39 to graduate from Project Lead the Way

SOUTH POINT — Collins Career Technical Center honored 39 graduates of the Project Lead the Way program on Monday.

A dinner, catered by Texas Roadhouse, took place at Cross Community Church for the graduates, their family and faculty.

“We’re here to recognize the graduating seniors for their hard work and dedication over five years,” Matt Monteville, director of satellite operation for Collins, said. “It’s our way of saying ‘thank you’ to them and seeing them off. These are serious students, who are on their way to college. They’ve been accepted, the financial pieces are in place and they’re ready to walk in.”

The graduates are enrolled in PLTW courses at Ironton, South Point, Dawson-Bryant, Rock Hill and Chesapeake schools, beginning in the eight grade with an introductory STEM class, followed by a study of specialization in high school.

Monteville also honored the program’s teachers.

“You are the reason this program is successful,” he said.

He said PLTW courses in Lawrence County came about after Collins’ superintendent, Steve Dodgion, attended a statewide conference 14 years ago.

“Mr. Dodgion thought this could work in Lawrence County and decided to give it a shot,” he said, also noting that Collins keeps the classrooms updated with state-of-the-art technology. “This is a great example for the county.”

Dodgion said the program began nationally when 19 retired educators in New York came together, “perplexed” as to why they had trouble finding engineers in the United States.

“These individuals came together to create the program known as Project Lead the Way,” he said of the curriculum, rooted in science, technology, engineering and math.

He said that Lawrence County has been a particular success.

“We produce more engineers here than anywhere in Ohio,” he said.

Monteville congratulated the students for completing the program.

“The classes were fun, but they were also a lot of hard work,” he said. “You chose to push yourself and that says a lot about you.”

One graduate was Dylan Herrmann-Holt, of Ironton High School, who has been accepted to Kent State University to get an architecture degree.

“It’s been great,” he said of the program. “I’ve made great friendsships, learned teamwork and it’s helped me to decide my major.”

Mason Slagel, of Ironton, will be attending Vanderbilt University.

“It’s really cool,” he said of the program. “It teaches a lot of things that core classes do not.”

He said the program has allowed him to get dual credit classes for both high school and college, which may allow him to skip classes at the university.

After the dinner was served, Monteville presented each student with a backpack for college.

“This shows that, just because you graduate, we’re not done with you,” he said. “We’ll help carry the load and we’re always here if you need help.”

Beginning in the fall, the program will expand to an additional school district.
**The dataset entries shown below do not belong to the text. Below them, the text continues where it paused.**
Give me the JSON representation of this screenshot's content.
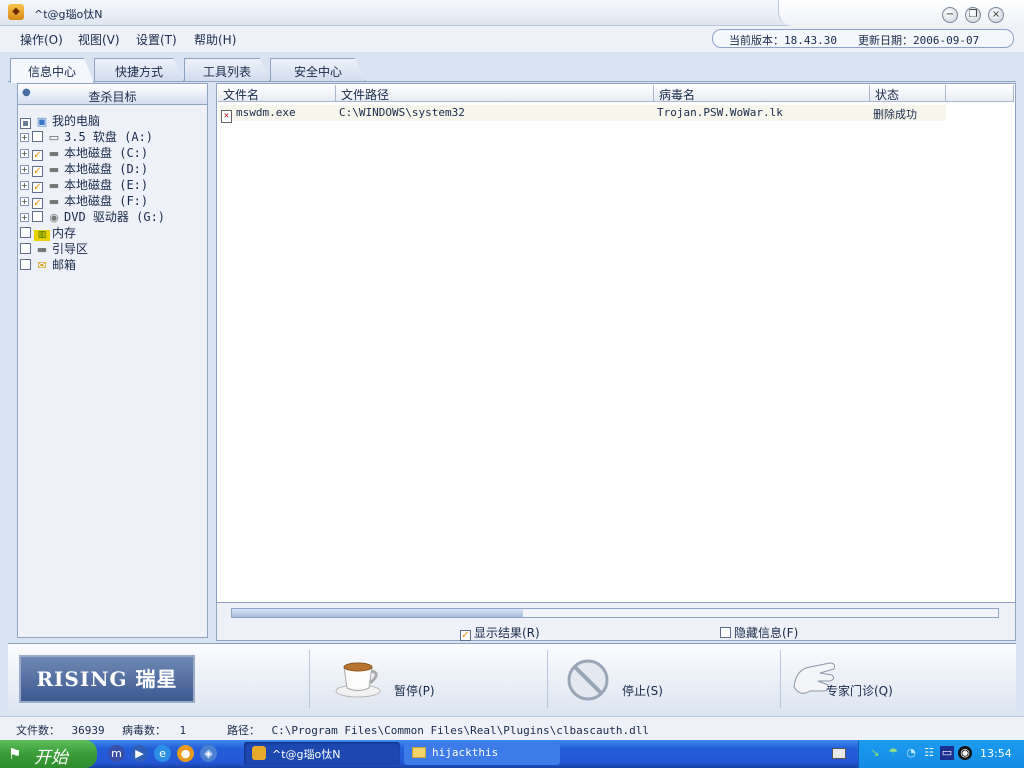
{
  "window": {
    "title": "^t@g瑙o忲N",
    "controls": [
      "−",
      "❐",
      "×"
    ]
  },
  "menu": {
    "items": [
      "操作(O)",
      "视图(V)",
      "设置(T)",
      "帮助(H)"
    ],
    "version_label": "当前版本：",
    "version": "18.43.30",
    "update_label": "更新日期：",
    "update_date": "2006-09-07"
  },
  "tabs": [
    "信息中心",
    "快捷方式",
    "工具列表",
    "安全中心"
  ],
  "left": {
    "header": "查杀目标",
    "tree": [
      {
        "label": "我的电脑",
        "checked": "mixed"
      },
      {
        "label": "3.5 软盘 (A:)",
        "checked": false
      },
      {
        "label": "本地磁盘 (C:)",
        "checked": true
      },
      {
        "label": "本地磁盘 (D:)",
        "checked": true
      },
      {
        "label": "本地磁盘 (E:)",
        "checked": true
      },
      {
        "label": "本地磁盘 (F:)",
        "checked": true
      },
      {
        "label": "DVD 驱动器 (G:)",
        "checked": false
      },
      {
        "label": "内存",
        "checked": false
      },
      {
        "label": "引导区",
        "checked": false
      },
      {
        "label": "邮箱",
        "checked": false
      }
    ]
  },
  "results": {
    "columns": [
      "文件名",
      "文件路径",
      "病毒名",
      "状态"
    ],
    "rows": [
      {
        "file": "mswdm.exe",
        "path": "C:\\WINDOWS\\system32",
        "virus": "Trojan.PSW.WoWar.lk",
        "status": "删除成功"
      }
    ],
    "progress": 0.38
  },
  "options": {
    "show_results": "显示结果(R)",
    "show_results_checked": true,
    "hide_info": "隐藏信息(F)",
    "hide_info_checked": false
  },
  "actions": {
    "logo": "RISING 瑞星",
    "pause": "暂停(P)",
    "stop": "停止(S)",
    "expert": "专家门诊(Q)"
  },
  "status": {
    "files_label": "文件数：",
    "files": "36939",
    "virus_label": "病毒数：",
    "viruses": "1",
    "path_label": "路径：",
    "path": "C:\\Program Files\\Common Files\\Real\\Plugins\\clbascauth.dll"
  },
  "taskbar": {
    "start": "开始",
    "tasks": [
      "^t@g瑙o忲N",
      "hijackthis"
    ],
    "clock": "13:54"
  },
  "colors": {
    "accent": "#245ed8",
    "panel_border": "#8fa2c4",
    "check": "#e08a00"
  }
}
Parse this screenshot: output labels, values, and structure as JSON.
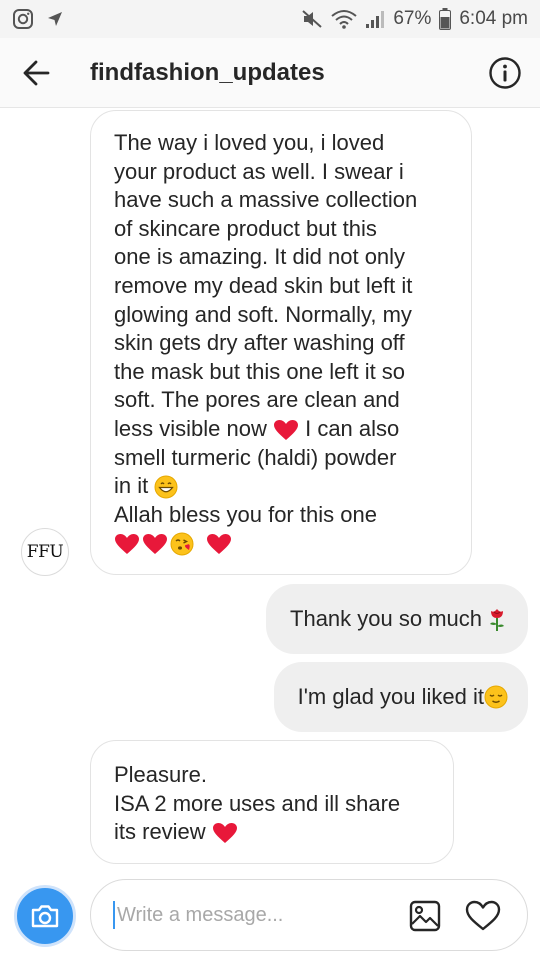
{
  "status_bar": {
    "battery": "67%",
    "time": "6:04 pm",
    "icons": [
      "instagram-icon",
      "send-icon",
      "mute-icon",
      "wifi-icon",
      "signal-icon",
      "battery-icon"
    ]
  },
  "header": {
    "title": "findfashion_updates",
    "back_icon": "arrow-left-icon",
    "info_icon": "info-icon"
  },
  "avatar": {
    "text": "FFU"
  },
  "messages": [
    {
      "direction": "incoming",
      "lines": [
        "The way i loved you, i loved",
        "your product as well. I swear i",
        "have such a massive collection",
        "of skincare product but this",
        "one is amazing. It did not only",
        "remove my dead skin but left it",
        "glowing and soft. Normally, my",
        "skin gets dry after washing off",
        "the mask but this one left it so",
        "soft. The pores are clean and",
        "less visible now",
        "I can also",
        "smell turmeric (haldi) powder",
        "in it",
        "Allah bless you for this one"
      ],
      "emojis": [
        "red-heart",
        "grinning-face",
        "red-heart",
        "red-heart",
        "face-blowing-kiss",
        "red-heart"
      ]
    },
    {
      "direction": "outgoing",
      "text": "Thank you so much",
      "emoji": "rose"
    },
    {
      "direction": "outgoing",
      "text": "I'm glad you liked it",
      "emoji": "relieved-face"
    },
    {
      "direction": "incoming",
      "lines": [
        "Pleasure.",
        "ISA 2 more uses and ill share",
        "its review"
      ],
      "emoji": "red-heart"
    }
  ],
  "composer": {
    "placeholder": "Write a message...",
    "value": "",
    "icons": [
      "camera-icon",
      "gallery-icon",
      "heart-icon"
    ]
  },
  "colors": {
    "accent": "#3897f0",
    "incoming_bubble_border": "#e3e3e3",
    "outgoing_bubble": "#efefef",
    "heart": "#e8183a"
  }
}
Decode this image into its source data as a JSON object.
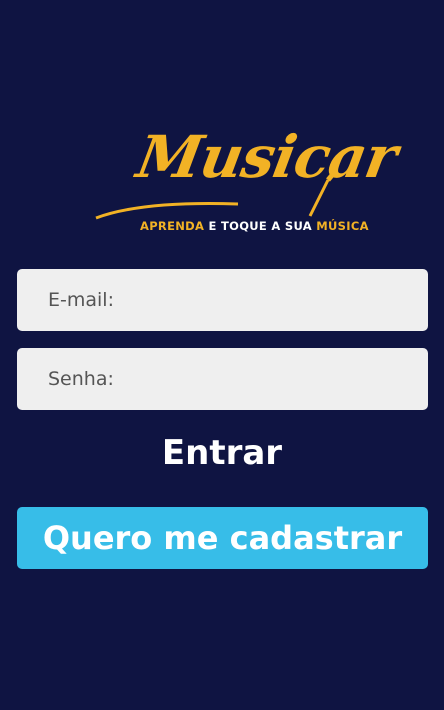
{
  "logo": {
    "brand": "Musicar",
    "tagline_part1": "APRENDA",
    "tagline_part2": "E TOQUE A SUA",
    "tagline_part3": "MÚSICA",
    "icon": "guitar-jack-icon"
  },
  "form": {
    "email_placeholder": "E-mail:",
    "password_placeholder": "Senha:",
    "login_label": "Entrar",
    "register_label": "Quero me cadastrar"
  },
  "colors": {
    "background": "#0f1442",
    "brand_yellow": "#f2b225",
    "input_bg": "#efefef",
    "register_button": "#37bde8"
  }
}
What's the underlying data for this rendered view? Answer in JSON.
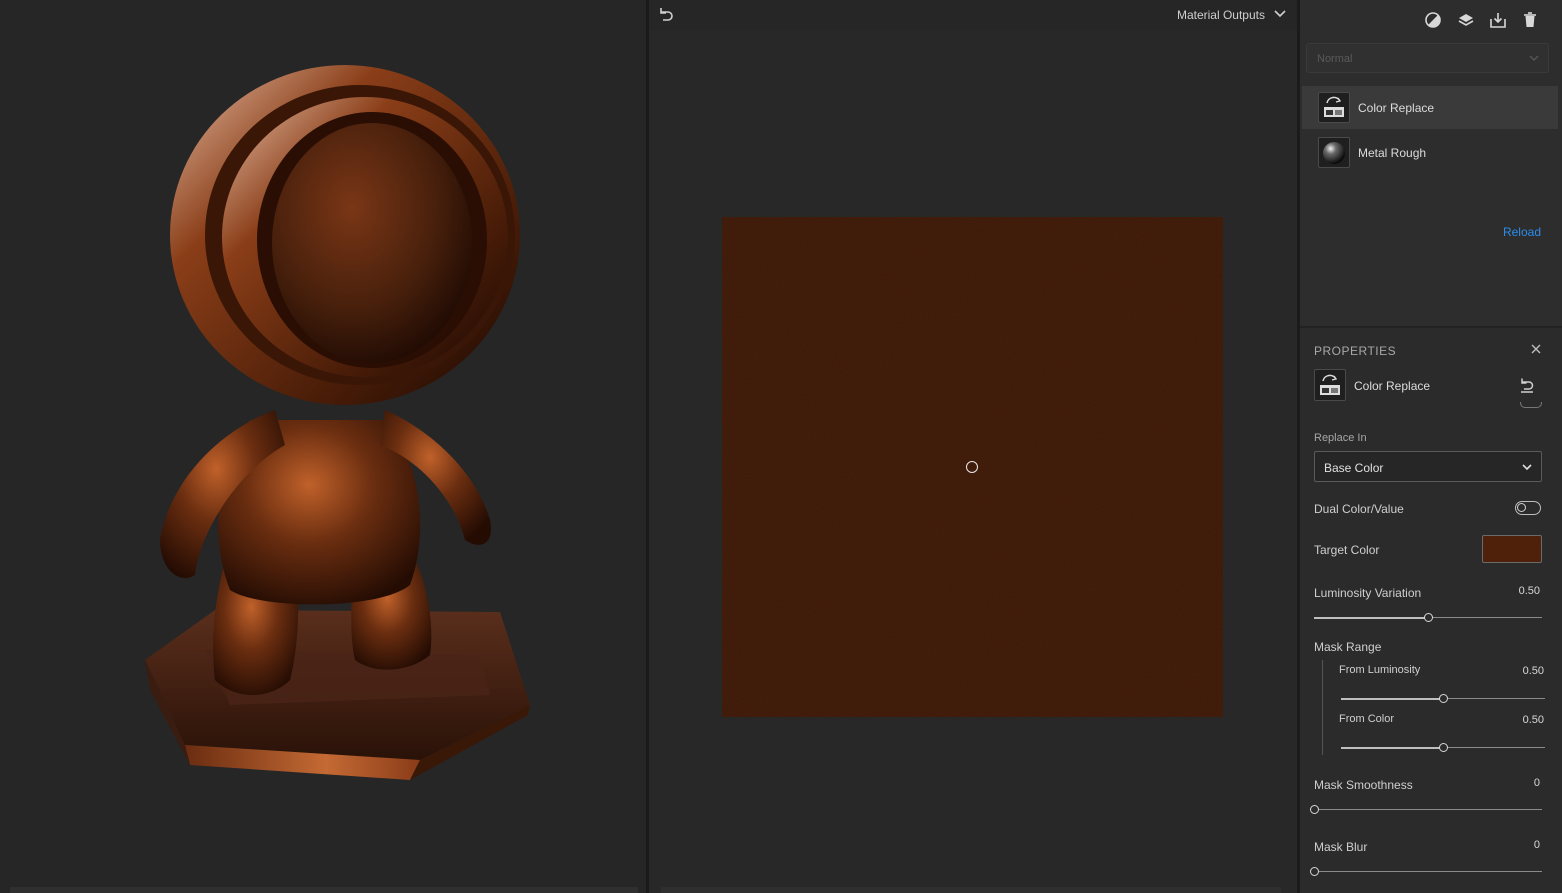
{
  "toolbar_2d": {
    "output_label": "Material Outputs"
  },
  "layers": {
    "blend_mode": "Normal",
    "items": [
      {
        "label": "Color Replace",
        "selected": true
      },
      {
        "label": "Metal Rough",
        "selected": false
      }
    ],
    "reload_label": "Reload"
  },
  "properties": {
    "header": "PROPERTIES",
    "title": "Color Replace",
    "replace_in_label": "Replace In",
    "replace_in_value": "Base Color",
    "dual_color_label": "Dual Color/Value",
    "dual_color_on": false,
    "target_color_label": "Target Color",
    "target_color": "#4f200a",
    "luminosity_variation_label": "Luminosity Variation",
    "luminosity_variation_value": "0.50",
    "mask_range_label": "Mask Range",
    "from_luminosity_label": "From Luminosity",
    "from_luminosity_value": "0.50",
    "from_color_label": "From Color",
    "from_color_value": "0.50",
    "mask_smoothness_label": "Mask Smoothness",
    "mask_smoothness_value": "0",
    "mask_blur_label": "Mask Blur",
    "mask_blur_value": "0"
  },
  "sliders": {
    "luminosity_variation": 0.5,
    "from_luminosity": 0.5,
    "from_color": 0.5,
    "mask_smoothness": 0,
    "mask_blur": 0
  },
  "colors": {
    "material_base": "#4a200c",
    "accent_link": "#2d8ceb"
  },
  "icons": {
    "undo": "undo-icon",
    "outputs_menu": "chevron-down-icon",
    "toolbar": [
      "material-ball-icon",
      "layers-add-icon",
      "export-icon",
      "trash-icon"
    ],
    "close": "close-icon",
    "reset": "reset-icon"
  }
}
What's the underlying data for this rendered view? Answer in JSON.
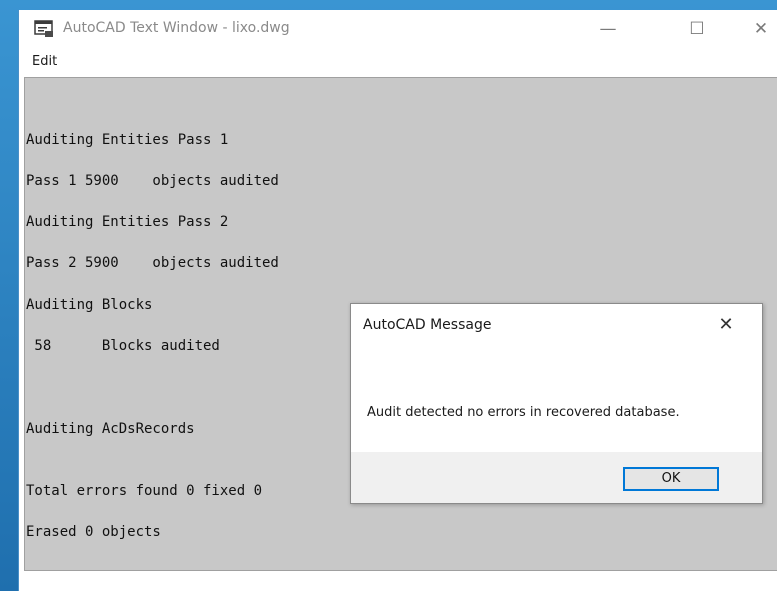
{
  "window": {
    "title": "AutoCAD Text Window - lixo.dwg",
    "controls": {
      "minimize": "—",
      "maximize": "☐",
      "close": "✕"
    }
  },
  "menu": {
    "edit": "Edit"
  },
  "console": {
    "lines": [
      "Auditing Entities Pass 1",
      "Pass 1 5900    objects audited",
      "Auditing Entities Pass 2",
      "Pass 2 5900    objects audited",
      "Auditing Blocks",
      " 58      Blocks audited",
      "Auditing AcDsRecords",
      "Total errors found 0 fixed 0",
      "Erased 0 objects"
    ]
  },
  "dialog": {
    "title": "AutoCAD Message",
    "close": "✕",
    "message": "Audit detected no errors in recovered database.",
    "ok_label": "OK"
  },
  "colors": {
    "accent": "#0078d7",
    "console_bg": "#c8c8c8",
    "desktop": "#2c86c4"
  }
}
Symmes Valley administrators voted this year to offer PLTW courses at the middle and high schools.